This is an archive of papers published by the staff and faculty of Fox Chase Cancer Center. For questions about content, please contact Talbot Research Library
Last updated on
Jones DZ , Ragin C , Kidd NC , Flores-Obando RE , Jackson M , McFarlane-Anderson N , Tulloch-Reid M , Kimbro KS , Kidd LR
The impact of genetic variants in inflammatory-related genes on prostate cancer risk among men of African Descent: a case control study
Hereditary Cancer in Clinical Practice. 2013 Dec;11 :Article 19
PMID: WOS:000332011500001 PMCID: PMC3929257
AbstractPurpose: Although case-control studies have evaluated the role of variant inflammatory-related loci in prostate cancer, their impact is virtually unknown among men of African descent. To address this, we evaluated the impact of inflammatory cytokine single nucleotide polymorphisms (SNPs) on prostate cancer risk for men of African descent. Methods: Forty-four SNPs in inflammatory cytokine-associated genes were evaluated among 814 African-American and Jamaican men (279 prostate cancer cases and 535 controls) using Illumina's Golden gate genotyping system. Individual SNP effects were evaluated using logistic regression analysis.

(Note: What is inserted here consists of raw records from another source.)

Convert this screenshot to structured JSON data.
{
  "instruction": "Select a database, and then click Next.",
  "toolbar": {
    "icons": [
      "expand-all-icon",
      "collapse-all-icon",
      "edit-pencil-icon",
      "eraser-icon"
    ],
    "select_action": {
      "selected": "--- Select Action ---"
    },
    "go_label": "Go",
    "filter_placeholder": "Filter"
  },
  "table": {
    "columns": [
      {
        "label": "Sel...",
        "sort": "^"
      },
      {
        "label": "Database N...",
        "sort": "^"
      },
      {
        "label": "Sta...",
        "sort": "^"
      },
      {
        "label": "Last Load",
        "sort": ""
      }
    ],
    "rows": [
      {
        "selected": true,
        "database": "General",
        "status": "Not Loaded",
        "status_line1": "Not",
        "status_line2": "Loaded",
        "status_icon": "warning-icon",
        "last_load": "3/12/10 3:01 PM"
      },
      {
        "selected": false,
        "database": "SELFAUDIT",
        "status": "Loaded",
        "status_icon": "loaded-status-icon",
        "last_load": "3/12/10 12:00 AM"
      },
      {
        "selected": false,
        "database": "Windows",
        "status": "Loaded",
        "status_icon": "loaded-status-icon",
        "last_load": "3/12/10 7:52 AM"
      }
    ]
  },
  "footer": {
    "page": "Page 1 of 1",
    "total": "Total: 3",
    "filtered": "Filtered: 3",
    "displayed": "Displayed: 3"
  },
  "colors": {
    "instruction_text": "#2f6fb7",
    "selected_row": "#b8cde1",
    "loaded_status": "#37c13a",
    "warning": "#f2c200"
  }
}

Results: Four SNPs were modestly associated with prostate cancer after adjusting for age. In the total population, inheritance of the IL1R2 rs11886877 AA, IL8RB rs11574752 AA, TNF rs1800629 GA + AA, and TNF rs673 GA genotypes modestly increased prostate cancer risk by 1.45 to 11.7-fold relative to the referent genotype. Among U. S. men, age-adjusted dominant, recessive and additive genetic models for the IL1R2 rs11886877 locus were linked to an increase in prostate cancer susceptibility. However, these main effects did not persist after adjusting for multiple hypothesis testing. Conclusion: Our preliminary data does not strongly support the hypothesis that inflammatory-related sequence variants influence prostate cancer risk among men of African descent. However, further evaluation is needed to assess whether other variant inflammatory-related genes may contribute to prostate cancer risk and disease progression in larger and ethnically diverse multi-center studies.
NotesJones, Dominique Z. Ragin, Camille Kidd, Nayla C. Flores-Obando, Rafael E. Jackson, Maria McFarlane-Anderson, Norma Tulloch-Reid, Marshall Kimbro, Kevin S. Kidd, LaCreis R.